Contrary to my theory about the simpler strips being less simple than they appear, SMBC really does spend a lot of its time just having fun. It isn’t a preachy comic; even when it brings up serious things, I stand by my belief that the only consistent message you’ll find is “Come on, guys, lighten up a little.” For every strip in which God gives a frivolous answer to a praying mortal’s solemn question, there’re two strips about something random with no widespread emotional investment. Or, failing that, superheroes:
Let’s look at the setup of that joke for a minute. If SMBC likes anything more than baiting people who’re stern with their beliefs, it’s subversion. Many, many jokes follow this pattern, setting you up with either an established premise or a scene that looks straightforward, then revealing a different reality in the punch line (MS Word and my favorite online dictionary both say that’s two words; I could’ve sworn we’d compounded it by now. …Which I’m sure you all care about so much. Moving on). I can think of at least one page that takes it a step further and subverts the subversion (I’d post the page in question, but then I’d get yelled at, and no one wants that). I have no complaints about this style; it hasn’t bored me yet, probably because the comic puts so many different faces on the same basic technique.
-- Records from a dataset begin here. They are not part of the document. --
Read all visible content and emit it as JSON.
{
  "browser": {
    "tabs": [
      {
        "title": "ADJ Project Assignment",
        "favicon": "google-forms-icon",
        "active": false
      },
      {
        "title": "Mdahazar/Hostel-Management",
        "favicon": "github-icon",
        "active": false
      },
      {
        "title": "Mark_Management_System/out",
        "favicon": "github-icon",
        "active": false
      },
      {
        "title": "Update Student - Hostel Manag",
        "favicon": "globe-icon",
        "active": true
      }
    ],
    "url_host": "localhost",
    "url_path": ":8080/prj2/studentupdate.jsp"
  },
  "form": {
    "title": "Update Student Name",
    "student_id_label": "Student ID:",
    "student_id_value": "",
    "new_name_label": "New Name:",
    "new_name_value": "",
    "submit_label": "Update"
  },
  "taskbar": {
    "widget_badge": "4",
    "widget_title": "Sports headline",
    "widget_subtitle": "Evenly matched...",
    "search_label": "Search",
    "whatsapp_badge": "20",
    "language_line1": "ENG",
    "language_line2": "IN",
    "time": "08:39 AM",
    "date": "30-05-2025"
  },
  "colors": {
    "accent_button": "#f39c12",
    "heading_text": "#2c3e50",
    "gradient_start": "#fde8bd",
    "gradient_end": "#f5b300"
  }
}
What if future scenarios are also somewhat common; for most of them, the final state of the world is pessimistic (if still darkly funny):
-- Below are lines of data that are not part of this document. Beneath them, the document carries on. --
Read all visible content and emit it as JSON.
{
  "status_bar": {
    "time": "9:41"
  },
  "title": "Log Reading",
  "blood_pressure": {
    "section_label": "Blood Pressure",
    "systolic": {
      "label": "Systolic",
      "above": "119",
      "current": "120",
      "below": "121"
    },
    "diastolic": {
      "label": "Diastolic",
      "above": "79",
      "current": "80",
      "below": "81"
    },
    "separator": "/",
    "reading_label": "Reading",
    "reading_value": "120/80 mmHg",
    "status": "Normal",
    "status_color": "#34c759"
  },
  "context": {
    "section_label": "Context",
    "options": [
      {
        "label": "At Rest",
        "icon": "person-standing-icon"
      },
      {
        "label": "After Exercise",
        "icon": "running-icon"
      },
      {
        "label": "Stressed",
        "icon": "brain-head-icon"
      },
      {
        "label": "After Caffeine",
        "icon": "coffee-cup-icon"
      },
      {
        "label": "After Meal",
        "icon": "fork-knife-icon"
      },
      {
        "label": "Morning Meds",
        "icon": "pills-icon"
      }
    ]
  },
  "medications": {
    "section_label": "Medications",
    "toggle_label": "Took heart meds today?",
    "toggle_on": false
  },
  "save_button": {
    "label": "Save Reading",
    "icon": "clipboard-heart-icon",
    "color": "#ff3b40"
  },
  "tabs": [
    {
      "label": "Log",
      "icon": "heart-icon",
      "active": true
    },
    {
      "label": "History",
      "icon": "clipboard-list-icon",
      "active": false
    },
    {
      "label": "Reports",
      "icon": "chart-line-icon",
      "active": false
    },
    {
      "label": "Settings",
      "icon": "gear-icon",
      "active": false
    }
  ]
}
If I had to sum SMBC up, I’d call it a less dry, more colorful cousin to xkcd. I do technically recommend it, but I’ll reiterate yet again that you need a relaxed sense of humor. I like the comic because I’m not easily offended (embarrassed, yes. Offended, no). I’d show a few of the potentially problematic strips as examples, but that obviously isn’t ok here. Just get to know the Random button until you either decide to stick with it, or fly into a rage and start writing hate mail (again, hopefully not to me; I’m just the messenger).
Here’s the first page, for all that it matters; I can’t think of a single page that’s connected to the next one, so the only reason to read them chronologically is to make sure you don’t miss any (as of today, it’s up to 2,668 strips, so if you plan on seeing them all, you’d better pack a lunch). Either way, check it out and let me know what you think.